It seems to have been the kind of sermon which an Archbishop would only dare to preach at a memorial service, and one which only at such an event he would have had the opportunity to preach to this kind of congregation. The Queen and much of the Royal Family, Prime Minister Gordon Brown and his predecessor Tony Blair were among the congregation in St Paul’s Cathedral as, in Ruth Gledhill’s words in The Times (see also her blog post on the same subject, and the BBC report of the event) Archbishop Rowan Williams
condemned policymakers for failing to consider the cost of the Iraq war as he led a memorial service today for the 179 British personnel who died in the conflict.
It was in the second reading at the service, from Ephesians 6, that these sentiments were expressed:
For we wrestle not against flesh and blood, but against principalities, against powers, against the rulers of the darkness of this world, against spiritual wickedness in high places.
Ephesians 6:12 (KJV, as quoted by Ruth Gledhill)
Now I’m sure Her Majesty, Blair and Brown are all biblically literate enough to understand that these words “the rulers of the darkness of this world … spiritual wickedness in high places” refer not human leaders like themselves, but to the devil and his minions. Maybe not all of the congregation would have understood this so clearly. So it is good that, according to the words from this verse which Rowan Williams quoted, the reading actually seems to have come from NRSV, which makes the enemy unambiguously other-worldly:
For our* struggle is not against enemies of blood and flesh, but against the rulers, against the authorities, against the cosmic powers of this present darkness, against the spiritual forces of evil in the heavenly places.
So Ruth Gledhill was being somewhat naughty to quote the potentially misleading KJV rendering of this verse, rather than the clearer version read out at the service. In NRSV the reading was clearly not referring to anyone in the congregation, and the archiepiscopal sermon was not directly so either. Instead, it contained something even more shocking to some.
We have come to expect bishops to abuse worship by condemning political leaders in their sermons. But we no longer expect them to preach about the devil or any other evil spiritual forces. Somehow it is not considered politically correct within the liberal establishment. Now even this morning the Archbishop was apparently politically correct enough not to use the words “evil” or “devil”. But he did speak of the “invisible enemy”, and in the context the meaning of that phrase was clear.
So what exactly did Archbishop Rowan attribute to this “invisible enemy”? Apparently it, or he,

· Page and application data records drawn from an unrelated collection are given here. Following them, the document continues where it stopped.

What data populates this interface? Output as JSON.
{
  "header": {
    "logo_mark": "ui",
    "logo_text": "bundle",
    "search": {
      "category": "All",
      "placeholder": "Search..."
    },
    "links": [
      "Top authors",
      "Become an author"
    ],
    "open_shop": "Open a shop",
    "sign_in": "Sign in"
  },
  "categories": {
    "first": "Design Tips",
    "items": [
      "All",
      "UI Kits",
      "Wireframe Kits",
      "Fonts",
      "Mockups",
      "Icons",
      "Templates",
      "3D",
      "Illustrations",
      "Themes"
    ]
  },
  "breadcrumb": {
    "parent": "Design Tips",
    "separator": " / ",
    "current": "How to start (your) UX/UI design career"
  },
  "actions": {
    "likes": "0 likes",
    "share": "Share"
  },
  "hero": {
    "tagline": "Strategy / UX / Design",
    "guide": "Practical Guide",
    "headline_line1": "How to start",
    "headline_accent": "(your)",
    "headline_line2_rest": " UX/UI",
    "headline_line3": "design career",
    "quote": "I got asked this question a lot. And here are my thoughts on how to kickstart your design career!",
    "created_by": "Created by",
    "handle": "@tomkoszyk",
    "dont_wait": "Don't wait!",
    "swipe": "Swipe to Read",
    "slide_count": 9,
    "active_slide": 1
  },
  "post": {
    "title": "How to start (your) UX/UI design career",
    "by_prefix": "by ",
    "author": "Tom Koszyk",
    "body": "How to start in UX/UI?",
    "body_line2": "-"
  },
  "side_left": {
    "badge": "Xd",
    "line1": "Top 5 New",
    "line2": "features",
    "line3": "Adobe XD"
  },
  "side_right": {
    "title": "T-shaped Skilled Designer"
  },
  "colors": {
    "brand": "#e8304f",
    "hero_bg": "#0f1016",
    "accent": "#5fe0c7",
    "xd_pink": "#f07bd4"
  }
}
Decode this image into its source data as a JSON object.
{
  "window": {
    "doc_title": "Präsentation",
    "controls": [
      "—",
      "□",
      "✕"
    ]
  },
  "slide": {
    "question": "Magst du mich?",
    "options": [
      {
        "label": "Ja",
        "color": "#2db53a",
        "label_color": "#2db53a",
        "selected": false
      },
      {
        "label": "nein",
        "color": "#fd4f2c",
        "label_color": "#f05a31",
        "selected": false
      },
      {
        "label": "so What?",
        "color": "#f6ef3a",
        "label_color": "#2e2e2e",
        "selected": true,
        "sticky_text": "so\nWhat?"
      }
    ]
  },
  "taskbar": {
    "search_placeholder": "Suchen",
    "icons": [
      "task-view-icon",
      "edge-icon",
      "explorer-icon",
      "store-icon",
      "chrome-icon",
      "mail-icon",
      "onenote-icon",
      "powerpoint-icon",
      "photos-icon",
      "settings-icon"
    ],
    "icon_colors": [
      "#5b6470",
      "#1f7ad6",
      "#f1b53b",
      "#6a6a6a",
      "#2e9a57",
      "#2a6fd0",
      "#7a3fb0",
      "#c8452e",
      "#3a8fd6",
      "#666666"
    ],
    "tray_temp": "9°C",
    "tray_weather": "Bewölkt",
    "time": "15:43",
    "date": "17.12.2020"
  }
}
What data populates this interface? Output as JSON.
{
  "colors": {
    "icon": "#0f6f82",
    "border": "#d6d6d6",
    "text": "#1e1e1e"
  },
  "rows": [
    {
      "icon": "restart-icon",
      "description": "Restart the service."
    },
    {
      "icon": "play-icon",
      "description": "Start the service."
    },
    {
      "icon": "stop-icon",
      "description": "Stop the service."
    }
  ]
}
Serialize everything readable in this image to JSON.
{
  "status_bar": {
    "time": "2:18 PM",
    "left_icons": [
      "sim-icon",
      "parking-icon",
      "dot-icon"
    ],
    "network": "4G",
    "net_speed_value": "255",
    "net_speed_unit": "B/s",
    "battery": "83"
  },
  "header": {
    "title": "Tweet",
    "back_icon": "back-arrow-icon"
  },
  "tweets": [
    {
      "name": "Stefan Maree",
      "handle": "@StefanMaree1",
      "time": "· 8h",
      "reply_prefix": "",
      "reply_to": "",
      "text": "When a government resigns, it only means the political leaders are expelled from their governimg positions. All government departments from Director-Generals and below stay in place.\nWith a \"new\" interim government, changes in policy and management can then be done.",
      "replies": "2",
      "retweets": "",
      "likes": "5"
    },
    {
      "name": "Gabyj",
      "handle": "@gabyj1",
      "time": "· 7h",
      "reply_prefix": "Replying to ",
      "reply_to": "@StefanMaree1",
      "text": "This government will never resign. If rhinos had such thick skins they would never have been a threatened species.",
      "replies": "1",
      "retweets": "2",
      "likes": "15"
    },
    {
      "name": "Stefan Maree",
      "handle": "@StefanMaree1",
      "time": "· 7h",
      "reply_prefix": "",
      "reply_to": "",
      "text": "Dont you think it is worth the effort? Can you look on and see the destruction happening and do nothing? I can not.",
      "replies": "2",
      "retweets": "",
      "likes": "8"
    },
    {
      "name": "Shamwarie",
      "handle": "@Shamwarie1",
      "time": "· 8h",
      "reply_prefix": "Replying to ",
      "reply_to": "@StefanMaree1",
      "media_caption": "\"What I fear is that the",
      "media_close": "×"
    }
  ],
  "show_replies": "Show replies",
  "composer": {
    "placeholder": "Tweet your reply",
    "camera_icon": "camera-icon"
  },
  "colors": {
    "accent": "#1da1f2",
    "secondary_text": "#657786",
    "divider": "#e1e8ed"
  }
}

may be hiding in the temptation to look for short cuts in the search for justice — letting ends justify means, letting others rather than oneself carry the cost, denying the difficulties or the failures so as to present a good public face.
The implication behind these words seems to be that during the Iraq conflict short cuts were taken, indeed perhaps that the whole western invasion of Iraq was a short cut and “letting ends justify means”. So the Archbishop was suggesting that Satan tempted our political leaders, in the UK context primarily Tony Blair but with Gordon Brown then his right hand man, into launching this invasion, and the leaders gave in to this temptation.
This is not so much Blair the Antichrist as Blair the devil’s dupe. Perhaps the Archbishop’s sermon was after all an indirect criticism of the leaders who sat in front of him. So no wonder that
Mr Blair looked solemn as he listened intently to the Archbishop’s address.